-- PROVIDED RECORDS follows --
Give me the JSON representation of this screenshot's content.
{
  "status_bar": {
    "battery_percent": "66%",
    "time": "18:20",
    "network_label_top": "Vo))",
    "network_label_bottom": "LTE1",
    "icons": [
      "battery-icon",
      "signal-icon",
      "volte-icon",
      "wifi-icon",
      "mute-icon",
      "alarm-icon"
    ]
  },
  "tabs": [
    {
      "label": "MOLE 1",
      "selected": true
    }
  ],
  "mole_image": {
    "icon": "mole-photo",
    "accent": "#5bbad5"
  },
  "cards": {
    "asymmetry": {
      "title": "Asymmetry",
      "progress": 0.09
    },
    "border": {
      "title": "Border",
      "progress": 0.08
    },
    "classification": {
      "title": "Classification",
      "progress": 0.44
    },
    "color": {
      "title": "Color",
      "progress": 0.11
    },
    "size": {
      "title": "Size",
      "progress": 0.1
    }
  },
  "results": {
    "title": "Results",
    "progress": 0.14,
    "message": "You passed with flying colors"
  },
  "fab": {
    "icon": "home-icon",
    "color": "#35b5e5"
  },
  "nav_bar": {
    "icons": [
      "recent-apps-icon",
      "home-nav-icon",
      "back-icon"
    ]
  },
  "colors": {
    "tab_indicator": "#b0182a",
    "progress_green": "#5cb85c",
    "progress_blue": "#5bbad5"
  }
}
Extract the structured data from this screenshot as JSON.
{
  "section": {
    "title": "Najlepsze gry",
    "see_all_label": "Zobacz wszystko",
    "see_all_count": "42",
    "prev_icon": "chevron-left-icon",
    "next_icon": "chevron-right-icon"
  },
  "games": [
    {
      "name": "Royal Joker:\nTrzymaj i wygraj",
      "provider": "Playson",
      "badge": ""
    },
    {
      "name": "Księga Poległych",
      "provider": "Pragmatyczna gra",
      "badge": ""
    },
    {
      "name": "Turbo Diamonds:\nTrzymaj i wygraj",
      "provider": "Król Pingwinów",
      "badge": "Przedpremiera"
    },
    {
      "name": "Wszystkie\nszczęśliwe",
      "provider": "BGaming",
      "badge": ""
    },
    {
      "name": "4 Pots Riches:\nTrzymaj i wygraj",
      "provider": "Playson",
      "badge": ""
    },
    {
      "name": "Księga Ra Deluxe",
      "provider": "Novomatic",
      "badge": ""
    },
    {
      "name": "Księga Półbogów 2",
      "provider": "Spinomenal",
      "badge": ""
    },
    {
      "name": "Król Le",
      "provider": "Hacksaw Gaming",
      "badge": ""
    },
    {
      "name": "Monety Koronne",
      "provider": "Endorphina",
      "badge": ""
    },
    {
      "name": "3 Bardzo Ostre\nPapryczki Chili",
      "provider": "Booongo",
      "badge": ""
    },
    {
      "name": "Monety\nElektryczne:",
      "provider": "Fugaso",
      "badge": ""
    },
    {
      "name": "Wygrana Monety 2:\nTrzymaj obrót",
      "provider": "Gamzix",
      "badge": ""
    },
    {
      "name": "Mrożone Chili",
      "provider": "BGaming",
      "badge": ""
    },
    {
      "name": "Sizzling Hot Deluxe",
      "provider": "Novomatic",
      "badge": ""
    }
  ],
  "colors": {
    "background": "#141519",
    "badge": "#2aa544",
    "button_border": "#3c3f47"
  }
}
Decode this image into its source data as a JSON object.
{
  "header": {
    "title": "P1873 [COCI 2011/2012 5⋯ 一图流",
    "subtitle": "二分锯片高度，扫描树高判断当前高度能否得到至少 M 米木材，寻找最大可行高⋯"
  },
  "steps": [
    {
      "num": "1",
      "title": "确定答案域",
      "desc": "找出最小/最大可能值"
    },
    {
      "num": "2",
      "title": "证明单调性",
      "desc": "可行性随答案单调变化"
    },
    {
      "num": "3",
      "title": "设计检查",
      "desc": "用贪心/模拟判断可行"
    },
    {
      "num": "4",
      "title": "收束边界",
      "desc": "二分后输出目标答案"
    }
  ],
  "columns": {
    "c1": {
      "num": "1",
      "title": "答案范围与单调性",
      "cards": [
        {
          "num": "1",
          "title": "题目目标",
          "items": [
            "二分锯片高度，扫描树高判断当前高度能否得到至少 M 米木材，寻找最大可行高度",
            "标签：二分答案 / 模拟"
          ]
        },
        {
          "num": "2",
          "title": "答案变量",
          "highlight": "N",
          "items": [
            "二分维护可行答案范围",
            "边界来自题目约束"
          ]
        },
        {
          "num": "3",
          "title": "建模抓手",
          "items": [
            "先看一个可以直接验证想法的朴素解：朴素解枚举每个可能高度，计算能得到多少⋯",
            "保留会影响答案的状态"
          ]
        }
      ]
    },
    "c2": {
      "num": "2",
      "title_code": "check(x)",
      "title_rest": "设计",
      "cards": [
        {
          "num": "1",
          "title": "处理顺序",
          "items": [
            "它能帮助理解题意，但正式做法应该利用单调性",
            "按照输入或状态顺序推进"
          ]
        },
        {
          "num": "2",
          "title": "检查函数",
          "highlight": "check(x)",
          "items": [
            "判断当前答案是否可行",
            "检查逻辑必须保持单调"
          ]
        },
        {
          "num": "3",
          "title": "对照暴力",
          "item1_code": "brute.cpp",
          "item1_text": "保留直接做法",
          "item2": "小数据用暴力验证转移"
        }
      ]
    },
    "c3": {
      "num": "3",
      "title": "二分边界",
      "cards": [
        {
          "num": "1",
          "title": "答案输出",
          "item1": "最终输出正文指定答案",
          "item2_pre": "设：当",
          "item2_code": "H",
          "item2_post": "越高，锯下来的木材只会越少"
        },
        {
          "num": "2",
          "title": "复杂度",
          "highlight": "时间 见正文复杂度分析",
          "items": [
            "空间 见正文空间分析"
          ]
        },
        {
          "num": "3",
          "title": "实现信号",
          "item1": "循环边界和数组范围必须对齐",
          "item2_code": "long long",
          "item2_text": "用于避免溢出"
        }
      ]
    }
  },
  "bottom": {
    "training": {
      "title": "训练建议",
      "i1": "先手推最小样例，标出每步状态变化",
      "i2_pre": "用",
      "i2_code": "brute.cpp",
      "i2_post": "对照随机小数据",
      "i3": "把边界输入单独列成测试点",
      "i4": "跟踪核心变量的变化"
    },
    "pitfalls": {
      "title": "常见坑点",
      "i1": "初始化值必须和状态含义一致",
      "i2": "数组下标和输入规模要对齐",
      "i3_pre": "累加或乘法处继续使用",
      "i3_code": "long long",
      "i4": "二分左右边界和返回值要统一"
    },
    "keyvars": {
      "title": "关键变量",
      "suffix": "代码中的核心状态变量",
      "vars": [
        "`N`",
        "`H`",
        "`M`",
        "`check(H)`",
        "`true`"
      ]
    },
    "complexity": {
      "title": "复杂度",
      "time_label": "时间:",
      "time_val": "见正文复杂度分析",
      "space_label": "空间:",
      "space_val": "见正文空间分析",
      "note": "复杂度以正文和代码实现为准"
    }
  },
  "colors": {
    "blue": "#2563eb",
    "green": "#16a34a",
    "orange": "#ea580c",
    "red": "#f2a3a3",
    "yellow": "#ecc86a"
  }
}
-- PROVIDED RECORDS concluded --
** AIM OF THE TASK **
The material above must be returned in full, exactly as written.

** ANSWER BOX **
Give me the JSON representation of this screenshot's content.
{
  "status_bar": {
    "battery_percent": "66%",
    "time": "18:20",
    "network_label_top": "Vo))",
    "network_label_bottom": "LTE1",
    "icons": [
      "battery-icon",
      "signal-icon",
      "volte-icon",
      "wifi-icon",
      "mute-icon",
      "alarm-icon"
    ]
  },
  "tabs": [
    {
      "label": "MOLE 1",
      "selected": true
    }
  ],
  "mole_image": {
    "icon": "mole-photo",
    "accent": "#5bbad5"
  },
  "cards": {
    "asymmetry": {
      "title": "Asymmetry",
      "progress": 0.09
    },
    "border": {
      "title": "Border",
      "progress": 0.08
    },
    "classification": {
      "title": "Classification",
      "progress": 0.44
    },
    "color": {
      "title": "Color",
      "progress": 0.11
    },
    "size": {
      "title": "Size",
      "progress": 0.1
    }
  },
  "results": {
    "title": "Results",
    "progress": 0.14,
    "message": "You passed with flying colors"
  },
  "fab": {
    "icon": "home-icon",
    "color": "#35b5e5"
  },
  "nav_bar": {
    "icons": [
      "recent-apps-icon",
      "home-nav-icon",
      "back-icon"
    ]
  },
  "colors": {
    "tab_indicator": "#b0182a",
    "progress_green": "#5cb85c",
    "progress_blue": "#5bbad5"
  }
}
Extract the structured data from this screenshot as JSON.
{
  "section": {
    "title": "Najlepsze gry",
    "see_all_label": "Zobacz wszystko",
    "see_all_count": "42",
    "prev_icon": "chevron-left-icon",
    "next_icon": "chevron-right-icon"
  },
  "games": [
    {
      "name": "Royal Joker:\nTrzymaj i wygraj",
      "provider": "Playson",
      "badge": ""
    },
    {
      "name": "Księga Poległych",
      "provider": "Pragmatyczna gra",
      "badge": ""
    },
    {
      "name": "Turbo Diamonds:\nTrzymaj i wygraj",
      "provider": "Król Pingwinów",
      "badge": "Przedpremiera"
    },
    {
      "name": "Wszystkie\nszczęśliwe",
      "provider": "BGaming",
      "badge": ""
    },
    {
      "name": "4 Pots Riches:\nTrzymaj i wygraj",
      "provider": "Playson",
      "badge": ""
    },
    {
      "name": "Księga Ra Deluxe",
      "provider": "Novomatic",
      "badge": ""
    },
    {
      "name": "Księga Półbogów 2",
      "provider": "Spinomenal",
      "badge": ""
    },
    {
      "name": "Król Le",
      "provider": "Hacksaw Gaming",
      "badge": ""
    },
    {
      "name": "Monety Koronne",
      "provider": "Endorphina",
      "badge": ""
    },
    {
      "name": "3 Bardzo Ostre\nPapryczki Chili",
      "provider": "Booongo",
      "badge": ""
    },
    {
      "name": "Monety\nElektryczne:",
      "provider": "Fugaso",
      "badge": ""
    },
    {
      "name": "Wygrana Monety 2:\nTrzymaj obrót",
      "provider": "Gamzix",
      "badge": ""
    },
    {
      "name": "Mrożone Chili",
      "provider": "BGaming",
      "badge": ""
    },
    {
      "name": "Sizzling Hot Deluxe",
      "provider": "Novomatic",
      "badge": ""
    }
  ],
  "colors": {
    "background": "#141519",
    "badge": "#2aa544",
    "button_border": "#3c3f47"
  }
}
Decode this image into its source data as a JSON object.
{
  "header": {
    "title": "P1873 [COCI 2011/2012 5⋯ 一图流",
    "subtitle": "二分锯片高度，扫描树高判断当前高度能否得到至少 M 米木材，寻找最大可行高⋯"
  },
  "steps": [
    {
      "num": "1",
      "title": "确定答案域",
      "desc": "找出最小/最大可能值"
    },
    {
      "num": "2",
      "title": "证明单调性",
      "desc": "可行性随答案单调变化"
    },
    {
      "num": "3",
      "title": "设计检查",
      "desc": "用贪心/模拟判断可行"
    },
    {
      "num": "4",
      "title": "收束边界",
      "desc": "二分后输出目标答案"
    }
  ],
  "columns": {
    "c1": {
      "num": "1",
      "title": "答案范围与单调性",
      "cards": [
        {
          "num": "1",
          "title": "题目目标",
          "items": [
            "二分锯片高度，扫描树高判断当前高度能否得到至少 M 米木材，寻找最大可行高度",
            "标签：二分答案 / 模拟"
          ]
        },
        {
          "num": "2",
          "title": "答案变量",
          "highlight": "N",
          "items": [
            "二分维护可行答案范围",
            "边界来自题目约束"
          ]
        },
        {
          "num": "3",
          "title": "建模抓手",
          "items": [
            "先看一个可以直接验证想法的朴素解：朴素解枚举每个可能高度，计算能得到多少⋯",
            "保留会影响答案的状态"
          ]
        }
      ]
    },
    "c2": {
      "num": "2",
      "title_code": "check(x)",
      "title_rest": "设计",
      "cards": [
        {
          "num": "1",
          "title": "处理顺序",
          "items": [
            "它能帮助理解题意，但正式做法应该利用单调性",
            "按照输入或状态顺序推进"
          ]
        },
        {
          "num": "2",
          "title": "检查函数",
          "highlight": "check(x)",
          "items": [
            "判断当前答案是否可行",
            "检查逻辑必须保持单调"
          ]
        },
        {
          "num": "3",
          "title": "对照暴力",
          "item1_code": "brute.cpp",
          "item1_text": "保留直接做法",
          "item2": "小数据用暴力验证转移"
        }
      ]
    },
    "c3": {
      "num": "3",
      "title": "二分边界",
      "cards": [
        {
          "num": "1",
          "title": "答案输出",
          "item1": "最终输出正文指定答案",
          "item2_pre": "设：当",
          "item2_code": "H",
          "item2_post": "越高，锯下来的木材只会越少"
        },
        {
          "num": "2",
          "title": "复杂度",
          "highlight": "时间 见正文复杂度分析",
          "items": [
            "空间 见正文空间分析"
          ]
        },
        {
          "num": "3",
          "title": "实现信号",
          "item1": "循环边界和数组范围必须对齐",
          "item2_code": "long long",
          "item2_text": "用于避免溢出"
        }
      ]
    }
  },
  "bottom": {
    "training": {
      "title": "训练建议",
      "i1": "先手推最小样例，标出每步状态变化",
      "i2_pre": "用",
      "i2_code": "brute.cpp",
      "i2_post": "对照随机小数据",
      "i3": "把边界输入单独列成测试点",
      "i4": "跟踪核心变量的变化"
    },
    "pitfalls": {
      "title": "常见坑点",
      "i1": "初始化值必须和状态含义一致",
      "i2": "数组下标和输入规模要对齐",
      "i3_pre": "累加或乘法处继续使用",
      "i3_code": "long long",
      "i4": "二分左右边界和返回值要统一"
    },
    "keyvars": {
      "title": "关键变量",
      "suffix": "代码中的核心状态变量",
      "vars": [
        "`N`",
        "`H`",
        "`M`",
        "`check(H)`",
        "`true`"
      ]
    },
    "complexity": {
      "title": "复杂度",
      "time_label": "时间:",
      "time_val": "见正文复杂度分析",
      "space_label": "空间:",
      "space_val": "见正文空间分析",
      "note": "复杂度以正文和代码实现为准"
    }
  },
  "colors": {
    "blue": "#2563eb",
    "green": "#16a34a",
    "orange": "#ea580c",
    "red": "#f2a3a3",
    "yellow": "#ecc86a"
  }
}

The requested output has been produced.